What to do: Copy the lines below that contain "from".

======== Input material

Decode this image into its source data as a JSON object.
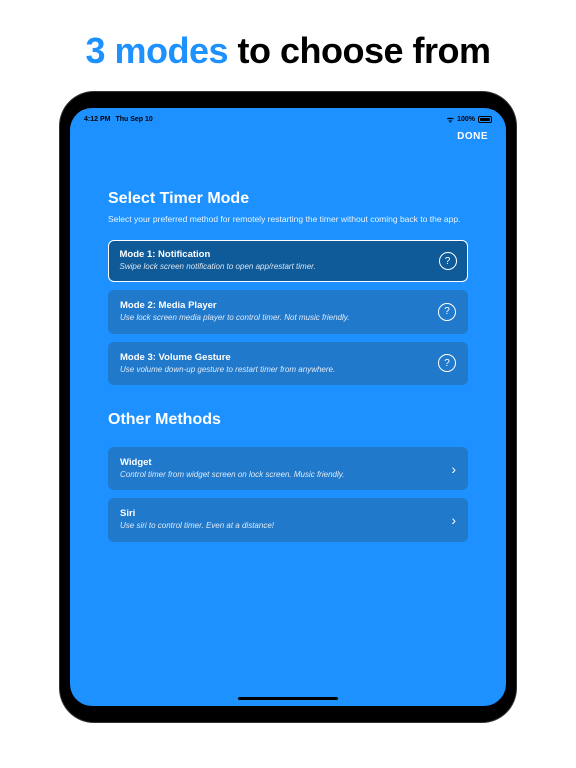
{
  "headline": {
    "accent": "3 modes",
    "rest": " to choose from"
  },
  "statusBar": {
    "time": "4:12 PM",
    "date": "Thu Sep 10",
    "battery": "100%"
  },
  "doneLabel": "DONE",
  "timerMode": {
    "title": "Select Timer Mode",
    "subtitle": "Select your preferred method for remotely restarting the timer without coming back to the app.",
    "options": [
      {
        "title": "Mode 1: Notification",
        "desc": "Swipe lock screen notification to open app/restart timer.",
        "selected": true
      },
      {
        "title": "Mode 2: Media Player",
        "desc": "Use lock screen media player to control timer. Not music friendly.",
        "selected": false
      },
      {
        "title": "Mode 3: Volume Gesture",
        "desc": "Use volume down-up gesture to restart timer from anywhere.",
        "selected": false
      }
    ]
  },
  "otherMethods": {
    "title": "Other Methods",
    "items": [
      {
        "title": "Widget",
        "desc": "Control timer from widget screen on lock screen. Music friendly."
      },
      {
        "title": "Siri",
        "desc": "Use siri to control timer. Even at a distance!"
      }
    ]
  }
}
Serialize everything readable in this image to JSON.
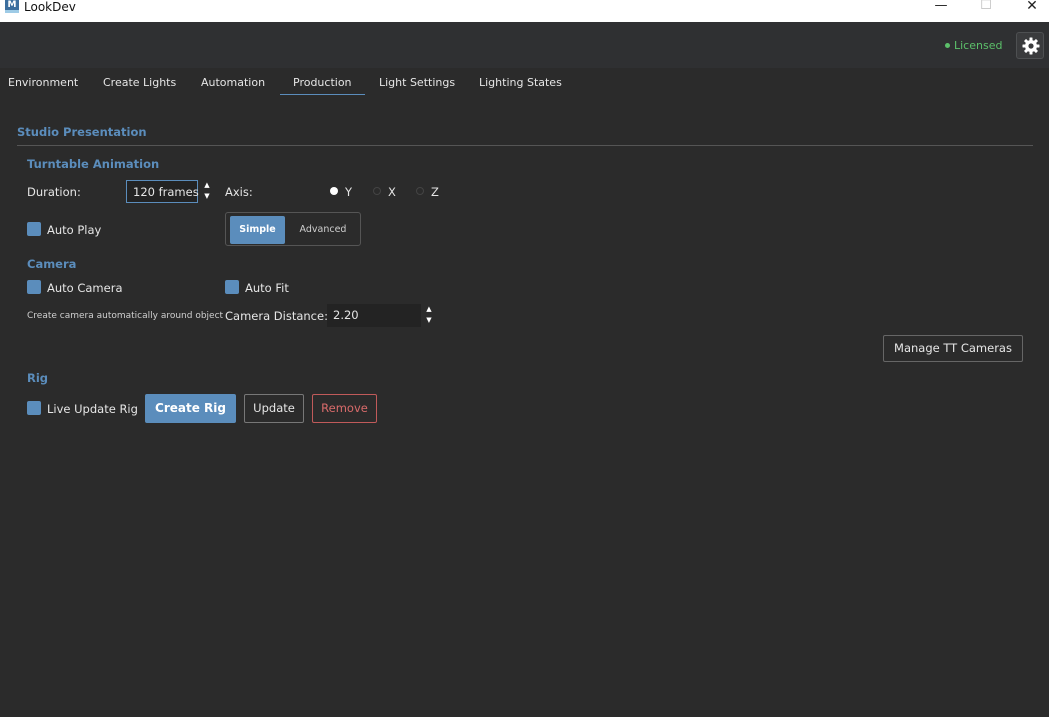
{
  "window": {
    "title": "LookDev",
    "app_icon": "M",
    "min_glyph": "—",
    "max_glyph": "☐",
    "close_glyph": "✕"
  },
  "header": {
    "status": "Licensed",
    "status_color": "#5cc06a",
    "settings_icon": "gear-icon"
  },
  "tabs": [
    {
      "label": "Environment"
    },
    {
      "label": "Create Lights"
    },
    {
      "label": "Automation"
    },
    {
      "label": "Production",
      "active": true
    },
    {
      "label": "Light Settings"
    },
    {
      "label": "Lighting States"
    }
  ],
  "studio": {
    "title": "Studio Presentation",
    "turntable": {
      "title": "Turntable Animation",
      "duration_label": "Duration:",
      "duration_value": "120 frames",
      "axis_label": "Axis:",
      "axis_options": [
        "Y",
        "X",
        "Z"
      ],
      "axis_selected": "Y",
      "auto_play_label": "Auto Play",
      "auto_play_checked": true,
      "mode_options": [
        "Simple",
        "Advanced"
      ],
      "mode_selected": "Simple"
    },
    "camera": {
      "title": "Camera",
      "auto_camera_label": "Auto Camera",
      "auto_camera_checked": true,
      "auto_camera_hint": "Create camera automatically around object",
      "auto_fit_label": "Auto Fit",
      "auto_fit_checked": true,
      "distance_label": "Camera Distance:",
      "distance_value": "2.20",
      "manage_button": "Manage TT Cameras"
    },
    "rig": {
      "title": "Rig",
      "live_update_label": "Live Update Rig",
      "live_update_checked": true,
      "create_button": "Create Rig",
      "update_button": "Update",
      "remove_button": "Remove"
    }
  },
  "colors": {
    "accent": "#5b8dbc",
    "background": "#2b2b2b",
    "danger": "#d96b6b"
  }
}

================

Solution:
    "rest": " to choose from"
        "desc": "Use volume down-up gesture to restart timer from anywhere.",
        "desc": "Control timer from widget screen on lock screen. Music friendly."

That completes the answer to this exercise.